The lines you return should be those containing the string "Environment", taken from the data below.
Top of INPUT DATA
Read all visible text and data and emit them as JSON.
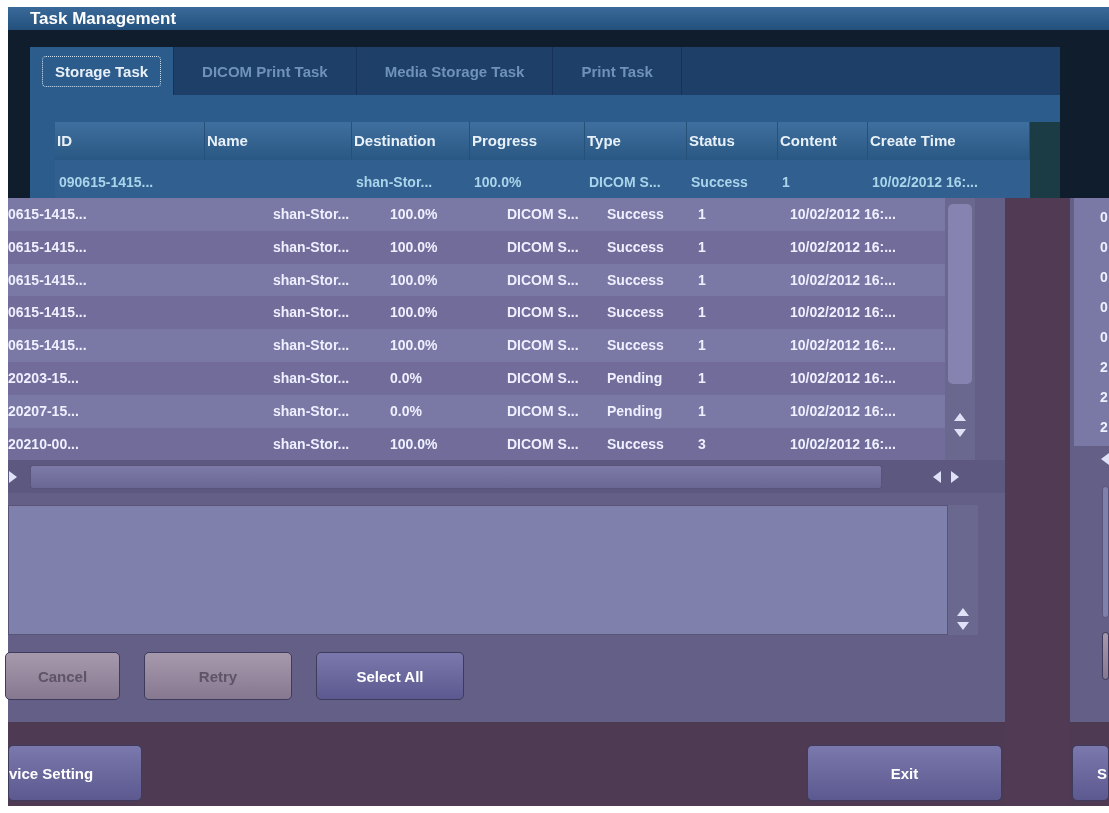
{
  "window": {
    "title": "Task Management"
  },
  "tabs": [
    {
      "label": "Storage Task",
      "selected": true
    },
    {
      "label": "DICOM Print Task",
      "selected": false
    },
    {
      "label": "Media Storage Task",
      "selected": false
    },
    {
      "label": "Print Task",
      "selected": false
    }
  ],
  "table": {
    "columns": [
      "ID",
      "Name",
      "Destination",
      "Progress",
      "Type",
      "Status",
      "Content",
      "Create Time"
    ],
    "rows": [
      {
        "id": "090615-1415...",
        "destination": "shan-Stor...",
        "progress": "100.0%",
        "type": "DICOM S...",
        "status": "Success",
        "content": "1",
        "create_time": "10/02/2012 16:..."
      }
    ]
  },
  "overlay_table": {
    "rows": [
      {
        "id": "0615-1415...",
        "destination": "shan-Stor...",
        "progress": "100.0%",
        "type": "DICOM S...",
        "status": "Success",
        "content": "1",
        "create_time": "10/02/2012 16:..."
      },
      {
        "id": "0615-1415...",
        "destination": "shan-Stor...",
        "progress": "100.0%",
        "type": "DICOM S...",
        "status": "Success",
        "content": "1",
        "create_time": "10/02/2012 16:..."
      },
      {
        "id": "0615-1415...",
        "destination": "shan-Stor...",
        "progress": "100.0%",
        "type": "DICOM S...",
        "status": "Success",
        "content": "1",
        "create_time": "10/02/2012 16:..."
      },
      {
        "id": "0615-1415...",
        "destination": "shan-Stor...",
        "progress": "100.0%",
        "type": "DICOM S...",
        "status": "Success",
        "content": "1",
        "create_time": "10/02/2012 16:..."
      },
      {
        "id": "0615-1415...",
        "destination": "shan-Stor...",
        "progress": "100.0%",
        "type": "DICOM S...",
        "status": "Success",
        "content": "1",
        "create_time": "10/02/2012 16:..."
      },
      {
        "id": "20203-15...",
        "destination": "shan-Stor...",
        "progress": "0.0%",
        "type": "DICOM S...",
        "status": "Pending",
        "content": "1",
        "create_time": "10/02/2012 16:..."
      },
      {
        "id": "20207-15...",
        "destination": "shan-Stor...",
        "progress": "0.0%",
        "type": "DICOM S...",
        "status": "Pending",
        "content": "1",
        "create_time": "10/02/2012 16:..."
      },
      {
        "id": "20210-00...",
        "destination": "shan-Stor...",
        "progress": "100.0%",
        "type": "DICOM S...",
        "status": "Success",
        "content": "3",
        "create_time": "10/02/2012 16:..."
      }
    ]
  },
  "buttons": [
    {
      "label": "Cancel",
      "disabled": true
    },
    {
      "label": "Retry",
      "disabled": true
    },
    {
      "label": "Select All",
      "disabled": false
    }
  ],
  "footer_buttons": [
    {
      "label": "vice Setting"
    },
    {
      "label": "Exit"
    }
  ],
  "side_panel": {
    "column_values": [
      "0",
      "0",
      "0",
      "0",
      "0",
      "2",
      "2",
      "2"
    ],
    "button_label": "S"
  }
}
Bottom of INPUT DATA
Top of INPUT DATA
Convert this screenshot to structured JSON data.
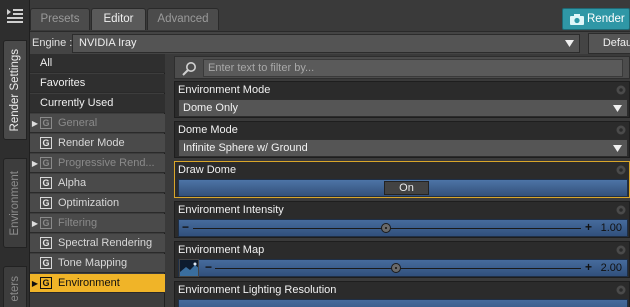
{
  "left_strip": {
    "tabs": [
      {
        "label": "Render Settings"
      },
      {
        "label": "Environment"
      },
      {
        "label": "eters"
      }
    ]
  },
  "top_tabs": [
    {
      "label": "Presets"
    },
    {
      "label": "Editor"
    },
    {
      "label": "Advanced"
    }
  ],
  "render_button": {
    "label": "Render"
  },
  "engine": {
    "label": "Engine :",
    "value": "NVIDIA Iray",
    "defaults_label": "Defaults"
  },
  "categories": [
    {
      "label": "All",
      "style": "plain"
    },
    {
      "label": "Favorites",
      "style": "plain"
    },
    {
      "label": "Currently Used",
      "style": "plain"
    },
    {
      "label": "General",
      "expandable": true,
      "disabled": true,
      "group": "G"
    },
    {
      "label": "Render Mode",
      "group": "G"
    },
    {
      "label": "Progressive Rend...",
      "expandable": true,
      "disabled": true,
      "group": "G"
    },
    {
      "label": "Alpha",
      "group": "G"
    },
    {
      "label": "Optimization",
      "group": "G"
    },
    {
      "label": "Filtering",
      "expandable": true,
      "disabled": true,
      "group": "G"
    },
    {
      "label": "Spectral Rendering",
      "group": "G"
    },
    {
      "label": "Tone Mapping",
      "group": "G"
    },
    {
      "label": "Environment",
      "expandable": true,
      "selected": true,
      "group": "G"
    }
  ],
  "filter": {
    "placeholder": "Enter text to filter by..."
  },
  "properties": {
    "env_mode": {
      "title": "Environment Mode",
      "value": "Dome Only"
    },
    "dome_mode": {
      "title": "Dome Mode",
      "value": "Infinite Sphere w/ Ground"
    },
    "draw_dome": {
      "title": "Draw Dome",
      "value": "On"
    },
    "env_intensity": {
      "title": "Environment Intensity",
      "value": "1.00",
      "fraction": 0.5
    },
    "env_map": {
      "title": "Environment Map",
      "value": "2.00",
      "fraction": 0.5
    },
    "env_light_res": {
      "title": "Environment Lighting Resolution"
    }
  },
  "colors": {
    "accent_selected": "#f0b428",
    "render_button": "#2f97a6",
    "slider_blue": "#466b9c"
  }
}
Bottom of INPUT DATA
## REPLY TO THE TASK
        "label": "Environment"
      "label": "Environment",
      "title": "Environment Mode",
      "title": "Environment Intensity",
      "title": "Environment Map",
      "title": "Environment Lighting Resolution"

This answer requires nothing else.